For the final installment of Kerby Jean-Raymond's "American, Also" series, the designer took inspiration from Sister Rosetta Tharpe.
At one of the top moments of his career, Kerby Jean-Raymond, whose brand Pyer Moss was awarded the 2018 CFDA/Vogue Fashion Fund, made the gambling decision to skip New York Fashion Week in February. But with two lines wrapping the corners outside of the historic Kings Theatre in Brooklyn's Flatbush neighborhood to enter a packed concert hall on a late Sunday evening for his Spring 2020 show, it was clear that Pyer Moss remains one of the most highly anticipated shows on the calendar — no matter where (or when) Jean-Raymond decides to tell his story.
For the final installment of "American, Also," a three-part series that highlights the untold stories of Black people's major contributions to American culture, the designer took inspiration from Sister Rosetta Tharpe, a queer Black female artist. Her music became the foundation of rock 'n' roll — the true origin of the genre, really — and paved the way for Jimi Hendrix, Little Richard, Tina Turner and many more.
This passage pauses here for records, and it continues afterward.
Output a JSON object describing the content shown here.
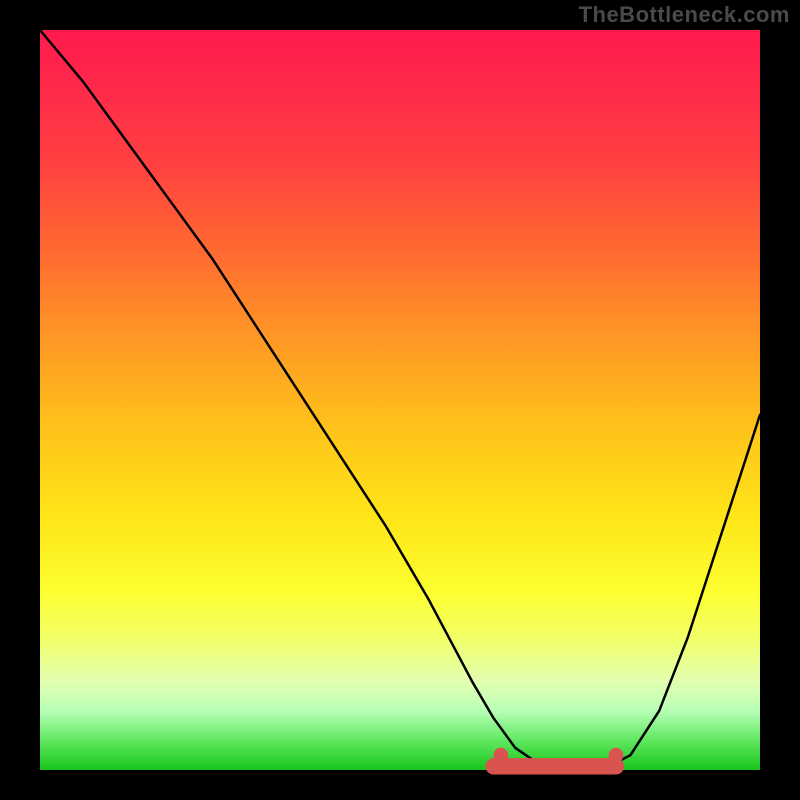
{
  "watermark": "TheBottleneck.com",
  "chart_data": {
    "type": "line",
    "title": "",
    "xlabel": "",
    "ylabel": "",
    "xlim": [
      0,
      100
    ],
    "ylim": [
      0,
      100
    ],
    "series": [
      {
        "name": "curve",
        "x": [
          0,
          6,
          12,
          18,
          24,
          30,
          36,
          42,
          48,
          54,
          60,
          63,
          66,
          69,
          72,
          75,
          78,
          82,
          86,
          90,
          94,
          98,
          100
        ],
        "y": [
          100,
          93,
          85,
          77,
          69,
          60,
          51,
          42,
          33,
          23,
          12,
          7,
          3,
          1,
          0,
          0,
          0,
          2,
          8,
          18,
          30,
          42,
          48
        ]
      }
    ],
    "markers": [
      {
        "name": "trough-marker-left",
        "x": 64,
        "y": 2,
        "r": 1.0,
        "color": "#d9534f"
      },
      {
        "name": "trough-marker-right",
        "x": 80,
        "y": 2,
        "r": 1.0,
        "color": "#d9534f"
      }
    ],
    "trough_band": {
      "x0": 63,
      "x1": 80,
      "y": 0.5,
      "thickness": 2.2,
      "color": "#d9534f"
    },
    "gradient_stops": [
      {
        "pct": 0,
        "color": "#ff1a4d"
      },
      {
        "pct": 8,
        "color": "#ff2a4a"
      },
      {
        "pct": 18,
        "color": "#ff4040"
      },
      {
        "pct": 30,
        "color": "#ff6a30"
      },
      {
        "pct": 42,
        "color": "#ff9925"
      },
      {
        "pct": 54,
        "color": "#ffc31a"
      },
      {
        "pct": 66,
        "color": "#ffe618"
      },
      {
        "pct": 76,
        "color": "#fcff30"
      },
      {
        "pct": 82,
        "color": "#f2ff66"
      },
      {
        "pct": 88,
        "color": "#e2ffb0"
      },
      {
        "pct": 92,
        "color": "#b8ffb8"
      },
      {
        "pct": 96,
        "color": "#60e860"
      },
      {
        "pct": 100,
        "color": "#17c41a"
      }
    ]
  }
}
At the start of show, "There Will Be No Miracles Here" author Casey Gerald took the stage and shared a story from Fannie Moore, who grew up in slavery and recollected those memories in 1937, as well as folklore of flying Africans. "Now I don't know if the people actually flew, but I know they knew the same thing Miss Fannie Moore's mother knew on that North Carolina plantation. The same thing we must know tonight," said Gerald. "They knew that no matter how their slave master treated them, they had a freedom on the inside that the world had given and the world could not take away. So do you. So do I. We are here tonight to claim our wings."
The Pyer Moss Tabernacle Drip Choir Drenched in The Blood — now doubled in size from previous shows — took the stage to perform a range of soul, R&B, gospel and hip-hop hits, from Donny Hathaway's "Little Ghetto Boy" and Anita Baker's "Sweet Love" to "Make Me Over" from Tonéx (also known as B. Slade) and tracks by Missy Elliott, Adina Howard, Lil' Kim and Cardi B. These songs served as a soundtrack to Jean-Raymond's rock-star-ready designs: colorful suiting, billowy eveningwear and music-inspired details, such as a brown leather bag shaped like guitar, piano keys adorning the hem of a top and the head of a guitar morphed into a print motif.
Gold jewelry was designed by Johnny Nelson, who also collaborated with Jean-Raymond for the 2019 Met Gala. The custom portrait necklaces, earrings and hair beads featured 21 iconic Black women in music, including Tharpe, Diana Ross, Aretha Franklin, Nina Simone, Janet Jackson, Mary J. Blige, Beyoncé, Lauryn Hill, Aaliyah, Erykah Badu, Queen Latifah, Rihanna, Janelle Monae, Solange and more.
Jean-Raymond has been bringing artists and nostalgia-inducing, Black-owned brands to the forefront of his collections, and this season he teamed with Sean John, launched in 1999 by Sean Combs (then known as Puff Daddy), and recently exonerated artist Richard Phillips. At the age of 73, Phillips was freed from prison after wrongfully doing 45 years for a crime he didn't commit. During that time, he took on painting, and his watercolor works caught the attention of (and a commission from) Jean-Raymond. After a visit to the artist's home in Detroit, their partnership resulted in pieces covered in Phillips's watercolor work, including an abstract portrait of Tharpe with her guitar.
Reebok, with which Jean-Raymond joined forces in 2018 and which recently extended his role to artistic director, also made an appearance. The show's second portion debuted their latest collaboration with a star-studded model lineup. (Caleb McLaughlin of "Stranger Things" walked in the first look.) The offerings included the usual mix of sporty-casual garments — puffers, track suits, two-piece sets, leggings and, of course, biker shorts — as well as new Reebok sneaker models and colorways, which we'll provide more information on as it's available.
Immediately following the runway show, Kings Theatre was flipped into an afterparty space. (And since it was already after 11 p.m., I regrettably had to bail and catch up on sleep.) As always, Pyer Moss is still one of the best, most moving shows to attend at NYFW. While it's almost bittersweet that "American, Also" has come to a close, we'll be excitedly waiting to see what Jean-Raymond will open our eyes and minds with next — whenever, wherever and however that may be.
See the full collection in the gallery below.
View the 69 images of this gallery on the original article